When told Rosie was found February 11, advertised in the same paper they used for whatever is legally required (I think a few days) and then adopted by me on February 27, they changed their story and said she was lost in February. Dogs without tags only have to be kept for five days; dogs with tags have to be kept for ten, so the animal control officer has no obligation to do anything for these women. She said the owner was nasty, but the neighbor was reasonable, so when asked if she would contact me and let me know there was a $1,000 reward and that all other expenses would be paid (adoption fee etc.), she agreed.
A personal moral dilemma presented itself -- maybe something I will bring up in toleration in the future? Bob and I discussed it, and I also hashed it over with the animal control officer and her partner. There was never any question that we would entertain surrendering her, whether she is this woman's lost dog or not, and the woman from the shelter agrees. In fact, her partner said even if I was willing, they are not sure they would decide to give the dog back to her, since she is not a responsible owner and they believe Rosie is in a much better place now.
The story isn't compelling. Who would wait over a month before putting an ad in the paper, searching petfinder or contacting shelters? I would go to the ends of the Earth to find her if she was lost -- but such a thing would never happen. We even go out and watch her when she is in a fenced yard! She is so tiny, could have been a coyote's prey if left all alone in the woods. I have had nine pets in my adult life -- all are either still with me, or have died of natural causes / old age, never from being lost, neglected or hit by a car. I told the woman from the shelter to tell the "owner" to donate the reward to an animal welfare organization, if she wants to atone and do something good for animals.
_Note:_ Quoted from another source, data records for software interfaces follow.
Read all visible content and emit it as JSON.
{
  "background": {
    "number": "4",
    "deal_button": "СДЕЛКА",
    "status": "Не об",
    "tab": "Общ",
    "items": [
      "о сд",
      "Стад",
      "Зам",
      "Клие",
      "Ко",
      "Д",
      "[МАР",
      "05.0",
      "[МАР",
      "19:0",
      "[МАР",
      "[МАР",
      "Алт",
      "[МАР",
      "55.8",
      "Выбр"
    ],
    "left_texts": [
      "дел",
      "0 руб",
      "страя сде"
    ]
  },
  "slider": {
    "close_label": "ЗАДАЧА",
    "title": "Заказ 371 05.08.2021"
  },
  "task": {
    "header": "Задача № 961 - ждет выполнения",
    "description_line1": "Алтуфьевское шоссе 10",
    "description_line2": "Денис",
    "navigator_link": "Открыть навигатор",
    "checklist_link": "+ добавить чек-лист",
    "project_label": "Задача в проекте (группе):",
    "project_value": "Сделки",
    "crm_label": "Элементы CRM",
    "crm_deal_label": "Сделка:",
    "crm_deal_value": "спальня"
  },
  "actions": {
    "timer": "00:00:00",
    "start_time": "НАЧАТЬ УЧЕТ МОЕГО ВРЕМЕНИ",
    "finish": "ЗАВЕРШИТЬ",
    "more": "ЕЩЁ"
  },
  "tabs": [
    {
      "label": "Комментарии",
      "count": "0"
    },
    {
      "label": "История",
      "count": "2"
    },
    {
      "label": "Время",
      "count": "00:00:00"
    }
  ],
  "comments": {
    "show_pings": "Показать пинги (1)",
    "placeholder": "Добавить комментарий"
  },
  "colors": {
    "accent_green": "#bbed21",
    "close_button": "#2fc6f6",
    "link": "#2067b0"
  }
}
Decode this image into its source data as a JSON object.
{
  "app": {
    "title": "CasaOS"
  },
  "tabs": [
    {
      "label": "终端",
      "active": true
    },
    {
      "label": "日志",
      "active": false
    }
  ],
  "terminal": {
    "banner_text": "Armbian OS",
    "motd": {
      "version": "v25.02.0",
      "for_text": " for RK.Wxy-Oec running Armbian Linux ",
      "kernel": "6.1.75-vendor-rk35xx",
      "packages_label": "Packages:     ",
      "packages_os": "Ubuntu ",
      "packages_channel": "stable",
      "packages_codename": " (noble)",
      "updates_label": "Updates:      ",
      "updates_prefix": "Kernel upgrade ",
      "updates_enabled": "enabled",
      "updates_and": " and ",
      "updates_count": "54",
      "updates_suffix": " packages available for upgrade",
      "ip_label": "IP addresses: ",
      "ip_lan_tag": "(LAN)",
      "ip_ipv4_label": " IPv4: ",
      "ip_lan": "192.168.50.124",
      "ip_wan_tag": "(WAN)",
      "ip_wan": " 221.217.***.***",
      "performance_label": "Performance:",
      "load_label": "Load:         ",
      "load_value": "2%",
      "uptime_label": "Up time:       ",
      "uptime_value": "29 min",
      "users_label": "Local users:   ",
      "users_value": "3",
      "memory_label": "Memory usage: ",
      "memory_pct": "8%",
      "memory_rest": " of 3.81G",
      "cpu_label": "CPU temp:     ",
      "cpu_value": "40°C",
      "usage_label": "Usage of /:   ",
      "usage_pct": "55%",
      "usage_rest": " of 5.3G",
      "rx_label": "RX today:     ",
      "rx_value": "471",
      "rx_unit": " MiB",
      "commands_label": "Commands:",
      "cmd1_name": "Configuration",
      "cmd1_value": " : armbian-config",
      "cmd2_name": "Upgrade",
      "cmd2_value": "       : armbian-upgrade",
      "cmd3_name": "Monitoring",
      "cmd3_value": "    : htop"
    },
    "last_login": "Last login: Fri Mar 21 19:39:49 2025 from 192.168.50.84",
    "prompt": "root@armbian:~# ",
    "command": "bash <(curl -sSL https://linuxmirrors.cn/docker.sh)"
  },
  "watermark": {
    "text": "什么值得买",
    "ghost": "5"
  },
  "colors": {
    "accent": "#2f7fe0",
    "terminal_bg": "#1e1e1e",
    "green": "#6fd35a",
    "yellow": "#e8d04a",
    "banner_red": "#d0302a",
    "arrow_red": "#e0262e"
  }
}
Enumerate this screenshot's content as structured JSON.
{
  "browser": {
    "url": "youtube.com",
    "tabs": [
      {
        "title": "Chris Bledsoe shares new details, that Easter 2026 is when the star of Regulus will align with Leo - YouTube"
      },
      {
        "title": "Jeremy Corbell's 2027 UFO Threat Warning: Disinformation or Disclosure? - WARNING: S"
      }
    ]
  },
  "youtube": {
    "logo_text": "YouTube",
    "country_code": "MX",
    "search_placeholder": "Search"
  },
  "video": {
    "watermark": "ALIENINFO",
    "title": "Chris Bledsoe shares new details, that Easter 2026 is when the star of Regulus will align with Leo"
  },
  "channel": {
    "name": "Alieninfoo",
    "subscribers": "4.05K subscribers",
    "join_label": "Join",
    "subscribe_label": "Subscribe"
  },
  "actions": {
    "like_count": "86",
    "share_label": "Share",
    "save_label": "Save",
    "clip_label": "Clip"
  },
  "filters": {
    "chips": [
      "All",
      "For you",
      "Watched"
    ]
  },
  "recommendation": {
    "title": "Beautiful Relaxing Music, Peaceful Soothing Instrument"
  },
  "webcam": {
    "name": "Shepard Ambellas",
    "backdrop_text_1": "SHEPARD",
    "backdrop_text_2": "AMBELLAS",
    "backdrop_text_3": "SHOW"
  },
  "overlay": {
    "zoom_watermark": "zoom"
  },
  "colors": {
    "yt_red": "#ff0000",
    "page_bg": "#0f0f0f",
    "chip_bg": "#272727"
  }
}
Added: there are four things about Rosie that I would think someone would mention if they knew her. They didn't.